*THE INPUT*.
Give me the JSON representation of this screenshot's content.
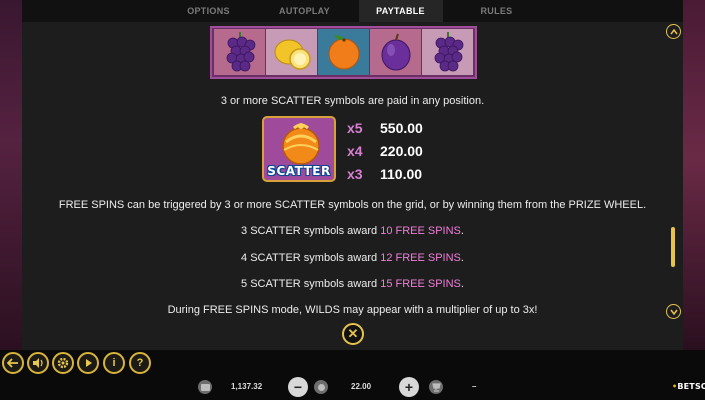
{
  "tabs": [
    {
      "label": "OPTIONS",
      "active": false
    },
    {
      "label": "AUTOPLAY",
      "active": false
    },
    {
      "label": "PAYTABLE",
      "active": true
    },
    {
      "label": "RULES",
      "active": false
    }
  ],
  "reel_symbols": [
    "grapes-icon",
    "lemon-icon",
    "orange-icon",
    "plum-icon",
    "grapes-icon"
  ],
  "scatter_info": "3 or more SCATTER symbols are paid in any position.",
  "scatter_symbol_label": "SCATTER",
  "payouts": [
    {
      "mult": "x5",
      "value": "550.00"
    },
    {
      "mult": "x4",
      "value": "220.00"
    },
    {
      "mult": "x3",
      "value": "110.00"
    }
  ],
  "free_spins_intro": "FREE SPINS can be triggered by 3 or more SCATTER symbols on the grid, or by winning them from the PRIZE WHEEL.",
  "awards": [
    {
      "prefix": "3 SCATTER symbols award ",
      "highlight": "10 FREE SPINS",
      "suffix": "."
    },
    {
      "prefix": "4 SCATTER symbols award ",
      "highlight": "12 FREE SPINS",
      "suffix": "."
    },
    {
      "prefix": "5 SCATTER symbols award ",
      "highlight": "15 FREE SPINS",
      "suffix": "."
    }
  ],
  "wilds_note": "During FREE SPINS mode, WILDS may appear with a multiplier of up to 3x!",
  "controls": {
    "close_symbol": "✕",
    "info_symbol": "i",
    "help_symbol": "?"
  },
  "status_bar": {
    "balance": "1,137.32",
    "bet": "22.00",
    "win": "–",
    "minus": "−",
    "plus": "+"
  },
  "brand": {
    "prefix": "•",
    "name": "BETSOFT"
  },
  "colors": {
    "accent_gold": "#e6c34a",
    "highlight_pink": "#f07ed8",
    "multiplier_pink": "#d97fd3",
    "panel_bg": "#1d1d1d"
  }
}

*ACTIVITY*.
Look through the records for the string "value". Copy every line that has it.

*EXERCISE SOLUTION*.
      "value": "550.00"
      "value": "220.00"
      "value": "110.00"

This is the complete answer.